Matsuo Basho (1644 – November 28, 1694), born Matsuo Kinsaku), was the most famous poet of the Edo period in Japan. During his lifetime, Bashō was recognized for his works in the collaborative haikai no renga form; today, after centuries of commentary, he is recognized as the greatest master of haiku (at the time called hokku). His poetry is internationally renowned, and in Japan many of his poems are reproduced on monuments and traditional sites.
Bashō was introduced to poetry at a young age, and after integrating himself into the intellectual scene of Edo (modern Tokyo), he quickly became well known throughout Japan. He made a living as a teacher, but renounced the social, urban life of the literary circles and was inclined to wander throughout the country, heading west, east, and far into the northern wilderness to gain inspiration for his writing.
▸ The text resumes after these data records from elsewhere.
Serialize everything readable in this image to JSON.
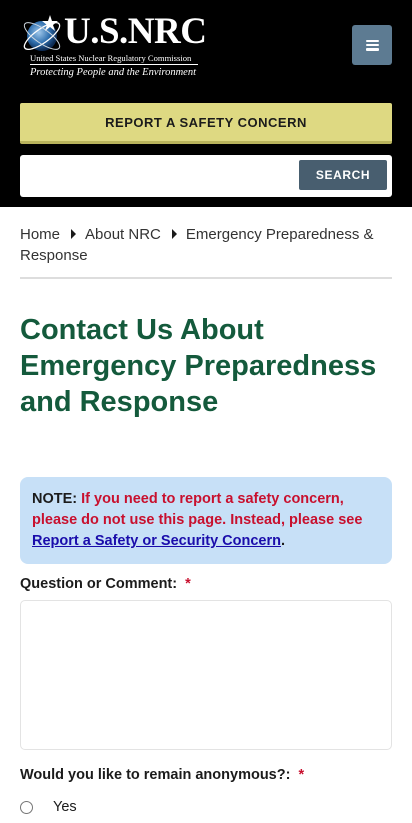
{
  "header": {
    "logo_title": "U.S.NRC",
    "logo_subtitle": "United States Nuclear Regulatory Commission",
    "logo_tagline": "Protecting People and the Environment",
    "menu_icon": "hamburger-menu-icon",
    "report_button": "REPORT A SAFETY CONCERN",
    "search_placeholder": "",
    "search_button": "SEARCH"
  },
  "breadcrumb": {
    "items": [
      "Home",
      "About NRC",
      "Emergency Preparedness & Response"
    ],
    "separator_icon": "caret-right-icon"
  },
  "page": {
    "title": "Contact Us About Emergency Preparedness and Response"
  },
  "note": {
    "label": "NOTE:",
    "text": "If you need to report a safety concern, please do not use this page. Instead, please see",
    "link": "Report a Safety or Security Concern",
    "after_link": "."
  },
  "form": {
    "question_label": "Question or Comment:",
    "required_marker": "*",
    "question_value": "",
    "anonymous_label": "Would you like to remain anonymous?:",
    "options": [
      "Yes"
    ]
  },
  "colors": {
    "header_bg": "#000000",
    "report_button_bg": "#ded982",
    "search_button_bg": "#485e6f",
    "menu_button_bg": "#5d7b92",
    "title_color": "#145a3c",
    "note_bg": "#c7e0f7",
    "alert_red": "#c8102e"
  }
}
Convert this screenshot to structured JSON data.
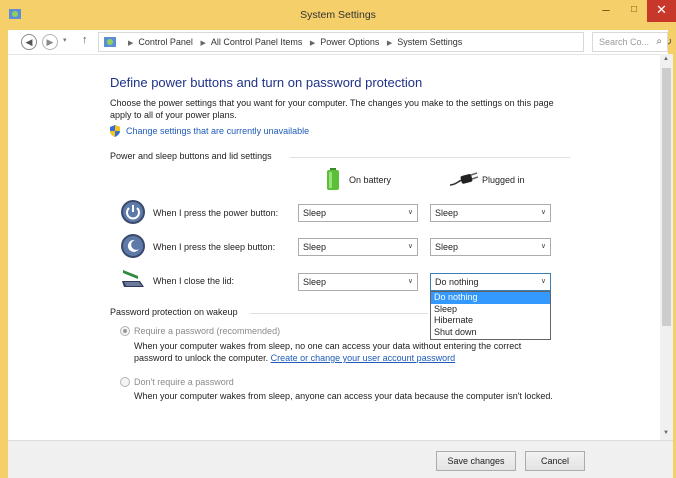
{
  "window": {
    "title": "System Settings",
    "controls": {
      "minimize": "–",
      "maximize": "□",
      "close": "✕"
    }
  },
  "address": {
    "breadcrumbs": [
      "Control Panel",
      "All Control Panel Items",
      "Power Options",
      "System Settings"
    ],
    "search_placeholder": "Search Co..."
  },
  "page": {
    "heading": "Define power buttons and turn on password protection",
    "intro": "Choose the power settings that you want for your computer. The changes you make to the settings on this page apply to all of your power plans.",
    "change_link": "Change settings that are currently unavailable"
  },
  "power_group": {
    "label": "Power and sleep buttons and lid settings",
    "columns": {
      "battery": "On battery",
      "plugged": "Plugged in"
    },
    "rows": [
      {
        "label": "When I press the power button:",
        "icon": "power-button-icon",
        "battery": "Sleep",
        "plugged": "Sleep"
      },
      {
        "label": "When I press the sleep button:",
        "icon": "sleep-button-icon",
        "battery": "Sleep",
        "plugged": "Sleep"
      },
      {
        "label": "When I close the lid:",
        "icon": "laptop-lid-icon",
        "battery": "Sleep",
        "plugged": "Do nothing"
      }
    ],
    "open_dropdown": {
      "options": [
        "Do nothing",
        "Sleep",
        "Hibernate",
        "Shut down"
      ],
      "selected": "Do nothing"
    }
  },
  "password_group": {
    "label": "Password protection on wakeup",
    "require": {
      "label": "Require a password (recommended)",
      "desc_prefix": "When your computer wakes from sleep, no one can access your data without entering the correct password to unlock the computer. ",
      "link": "Create or change your user account password",
      "checked": true
    },
    "no_require": {
      "label": "Don't require a password",
      "desc": "When your computer wakes from sleep, anyone can access your data because the computer isn't locked.",
      "checked": false
    }
  },
  "buttons": {
    "save": "Save changes",
    "cancel": "Cancel"
  },
  "colors": {
    "titlebar": "#f5cf6a",
    "heading": "#1e3287",
    "link": "#1e5bb8",
    "selection": "#3399ff",
    "close": "#c7382a"
  }
}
His poems were influenced by his firsthand experience of the world around him, often encapsulating the feeling of a scene in a few simple elements.
The Temple bell stops —
but the sound keeps coming
out of flowers.
How marvelous the man is
who can see a lightning flash
and not think, “Life is short!”